Release Date: Feb 27, 2018
Series: A Hannah Swensen Mystery
It’s almost Thanksgiving and Hannah Swensen Barton is keeping busy running her bakery and coffee shop, The Cookie Jar. However, her heart is breaking because her new husband, Ross, left their Lake Eden, Minnesota condo two weeks earlier and she hasn’t heard from his since. She keeps hoping for a call, but the longer he’s stays away without contacting her, the more she worries he may have had an accident or met with foul play. Her friends and family are around to support her, but she doesn’t know what to do. Then, when a co-worker of Ross is murdered, Hannah decides to start investigating, and soon she begins to wonder if she ever really knew her husband at all.
It’s hard to believe Raspberry Danish Murder is the twenty-second in the Hannah Swensen mystery series. I have followed the series from the beginning, so am very familiar with all of the characters. New readers will easily catch on the story, but it won’t be as enjoyable without having the background about Hannah and Ross from reading the last couple books. The subject of Hannah and Ross is a touchy one for longtime fans of the series. Hannah went years being unable to decide between her two suitors, police detective Mike, and dentist, Norman. When Hannah finally decided to get married, readers were stunned when she chose old college boyfriend, Ross, out of the blue. The whole thing seemed rushed and out of character for Hannah, and I must admit feeling hopeful when I saw that in this book, Ross has disappeared.
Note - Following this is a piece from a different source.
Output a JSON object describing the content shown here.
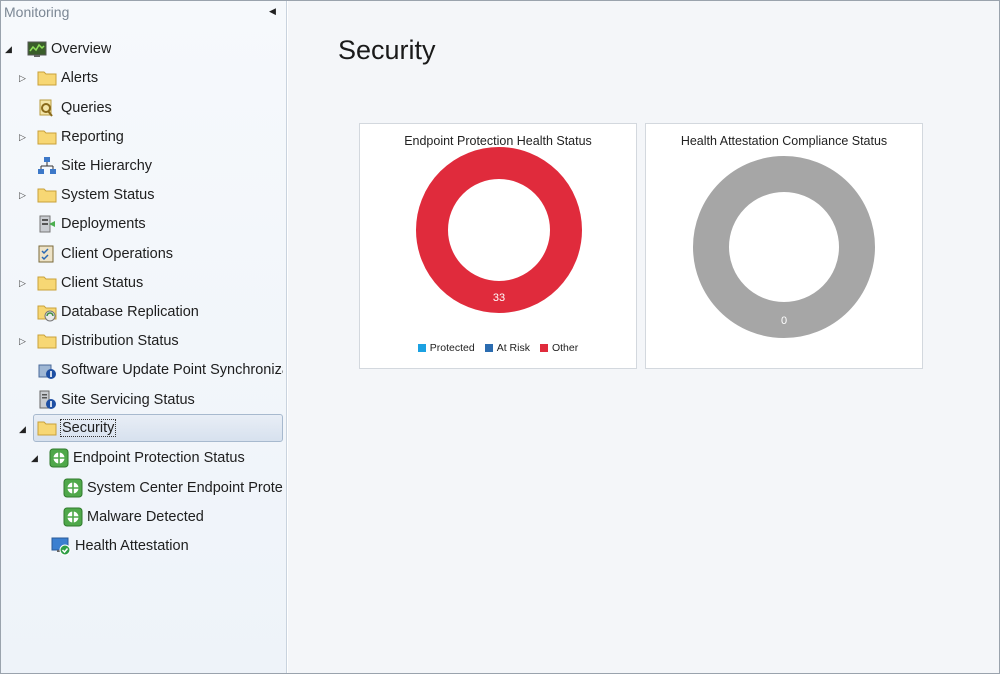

This is a clean cozy and quick, easy read. Hannah is a kind and generous person who is still very good friends with her ex-boyfriends Mike and Norman, and each play a large role in the book. I enjoyed seeing her and her sister, Michelle, investigate the murder case and look for clues as to Ross’s whereabouts. This is a clean cozy and quick, easy read. I enjoyed the book more than the last couple of books in the series. However I was disappointed by the awkward, unnatural dialogue between the characters. Joanne Fluke is a talented and experienced writer, but dialogue seemed unpolished and stilted, especially in scenes between Hannah and Michelle and Hannah and Norman. Hannah is close to each of them, but their conversations seemed unrealistically formal.
In spite of the flaws, I enjoyed the story, and returning readers will want to read this latest installment in the series to see what happens next in Hannah’s life. The ending wasn’t what I expected, and the cliffhanger left me intrigued and eager to read the next book. Those who like to cook will be pleased by the inclusion of nearly 30 recipes for cookies, cakes, and other dishes that are mentioned in the story. Most are beyond my cooking abilities, but I may have to try the Cheesy Garlic Crescent Rolls and Cool Whip Fudge Frosting which sound delicious and appear to be easy to make. Fans of the series will want to keep up with Hannah and new readers who enjoy Sheila Connelly or Joanne Pence will like this series. Those who may have seen the Hannah Swensen Murder She Baked movies will enjoy reading the books that inspired the television version, but just be aware there are differences in the characters between the books and the movies.